Please reproduce the data in its entirety, word for word.

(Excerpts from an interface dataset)
==*==

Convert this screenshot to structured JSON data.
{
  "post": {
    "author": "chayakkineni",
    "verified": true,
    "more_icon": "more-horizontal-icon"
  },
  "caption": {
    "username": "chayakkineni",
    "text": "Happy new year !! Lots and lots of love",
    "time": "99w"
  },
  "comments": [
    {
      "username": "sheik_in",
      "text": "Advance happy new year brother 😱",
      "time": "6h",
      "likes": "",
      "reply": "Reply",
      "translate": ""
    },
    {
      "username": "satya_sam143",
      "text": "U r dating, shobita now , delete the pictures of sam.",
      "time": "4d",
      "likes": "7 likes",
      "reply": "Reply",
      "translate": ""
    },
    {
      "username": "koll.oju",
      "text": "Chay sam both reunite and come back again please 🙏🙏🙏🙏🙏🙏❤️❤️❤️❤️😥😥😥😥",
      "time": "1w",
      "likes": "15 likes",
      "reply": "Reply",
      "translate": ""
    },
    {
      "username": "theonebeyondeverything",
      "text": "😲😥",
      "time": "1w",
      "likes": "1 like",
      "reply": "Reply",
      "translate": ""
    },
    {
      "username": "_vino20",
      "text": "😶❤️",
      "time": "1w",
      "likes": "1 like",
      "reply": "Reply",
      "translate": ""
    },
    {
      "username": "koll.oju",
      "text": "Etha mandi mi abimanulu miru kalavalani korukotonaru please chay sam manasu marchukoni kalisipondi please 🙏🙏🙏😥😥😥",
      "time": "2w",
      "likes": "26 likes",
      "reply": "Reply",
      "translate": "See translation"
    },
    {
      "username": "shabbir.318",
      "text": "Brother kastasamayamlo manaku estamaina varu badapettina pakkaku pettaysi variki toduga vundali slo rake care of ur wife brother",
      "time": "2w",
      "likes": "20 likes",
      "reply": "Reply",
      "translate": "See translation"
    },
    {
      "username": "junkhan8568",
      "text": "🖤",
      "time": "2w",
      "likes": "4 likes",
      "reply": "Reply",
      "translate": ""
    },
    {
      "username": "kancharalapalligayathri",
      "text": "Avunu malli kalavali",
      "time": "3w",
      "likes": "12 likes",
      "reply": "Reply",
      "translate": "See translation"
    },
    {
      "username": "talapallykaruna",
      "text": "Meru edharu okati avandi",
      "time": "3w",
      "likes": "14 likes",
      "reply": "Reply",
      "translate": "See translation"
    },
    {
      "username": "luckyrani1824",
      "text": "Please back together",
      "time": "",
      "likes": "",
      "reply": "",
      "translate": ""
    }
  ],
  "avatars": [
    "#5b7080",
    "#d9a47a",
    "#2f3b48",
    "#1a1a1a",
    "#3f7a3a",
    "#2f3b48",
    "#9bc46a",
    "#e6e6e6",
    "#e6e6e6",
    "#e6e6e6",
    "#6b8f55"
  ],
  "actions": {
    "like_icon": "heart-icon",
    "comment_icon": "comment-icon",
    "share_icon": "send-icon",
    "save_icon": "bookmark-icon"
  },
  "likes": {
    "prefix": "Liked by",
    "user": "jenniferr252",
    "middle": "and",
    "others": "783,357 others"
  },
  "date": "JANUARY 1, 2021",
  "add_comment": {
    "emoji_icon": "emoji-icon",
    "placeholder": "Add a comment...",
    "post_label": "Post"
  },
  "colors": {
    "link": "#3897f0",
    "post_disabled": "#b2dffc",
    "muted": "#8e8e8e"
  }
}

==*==

* [Response to this exercise]:
Convert this screenshot to structured JSON data.
{
  "post": {
    "author": "chayakkineni",
    "verified": true,
    "more_icon": "more-horizontal-icon"
  },
  "caption": {
    "username": "chayakkineni",
    "text": "Happy new year !! Lots and lots of love",
    "time": "99w"
  },
  "comments": [
    {
      "username": "sheik_in",
      "text": "Advance happy new year brother 😱",
      "time": "6h",
      "likes": "",
      "reply": "Reply",
      "translate": ""
    },
    {
      "username": "satya_sam143",
      "text": "U r dating, shobita now , delete the pictures of sam.",
      "time": "4d",
      "likes": "7 likes",
      "reply": "Reply",
      "translate": ""
    },
    {
      "username": "koll.oju",
      "text": "Chay sam both reunite and come back again please 🙏🙏🙏🙏🙏🙏❤️❤️❤️❤️😥😥😥😥",
      "time": "1w",
      "likes": "15 likes",
      "reply": "Reply",
      "translate": ""
    },
    {
      "username": "theonebeyondeverything",
      "text": "😲😥",
      "time": "1w",
      "likes": "1 like",
      "reply": "Reply",
      "translate": ""
    },
    {
      "username": "_vino20",
      "text": "😶❤️",
      "time": "1w",
      "likes": "1 like",
      "reply": "Reply",
      "translate": ""
    },
    {
      "username": "koll.oju",
      "text": "Etha mandi mi abimanulu miru kalavalani korukotonaru please chay sam manasu marchukoni kalisipondi please 🙏🙏🙏😥😥😥",
      "time": "2w",
      "likes": "26 likes",
      "reply": "Reply",
      "translate": "See translation"
    },
    {
      "username": "shabbir.318",
      "text": "Brother kastasamayamlo manaku estamaina varu badapettina pakkaku pettaysi variki toduga vundali slo rake care of ur wife brother",
      "time": "2w",
      "likes": "20 likes",
      "reply": "Reply",
      "translate": "See translation"
    },
    {
      "username": "junkhan8568",
      "text": "🖤",
      "time": "2w",
      "likes": "4 likes",
      "reply": "Reply",
      "translate": ""
    },
    {
      "username": "kancharalapalligayathri",
      "text": "Avunu malli kalavali",
      "time": "3w",
      "likes": "12 likes",
      "reply": "Reply",
      "translate": "See translation"
    },
    {
      "username": "talapallykaruna",
      "text": "Meru edharu okati avandi",
      "time": "3w",
      "likes": "14 likes",
      "reply": "Reply",
      "translate": "See translation"
    },
    {
      "username": "luckyrani1824",
      "text": "Please back together",
      "time": "",
      "likes": "",
      "reply": "",
      "translate": ""
    }
  ],
  "avatars": [
    "#5b7080",
    "#d9a47a",
    "#2f3b48",
    "#1a1a1a",
    "#3f7a3a",
    "#2f3b48",
    "#9bc46a",
    "#e6e6e6",
    "#e6e6e6",
    "#e6e6e6",
    "#6b8f55"
  ],
  "actions": {
    "like_icon": "heart-icon",
    "comment_icon": "comment-icon",
    "share_icon": "send-icon",
    "save_icon": "bookmark-icon"
  },
  "likes": {
    "prefix": "Liked by",
    "user": "jenniferr252",
    "middle": "and",
    "others": "783,357 others"
  },
  "date": "JANUARY 1, 2021",
  "add_comment": {
    "emoji_icon": "emoji-icon",
    "placeholder": "Add a comment...",
    "post_label": "Post"
  },
  "colors": {
    "link": "#3897f0",
    "post_disabled": "#b2dffc",
    "muted": "#8e8e8e"
  }
}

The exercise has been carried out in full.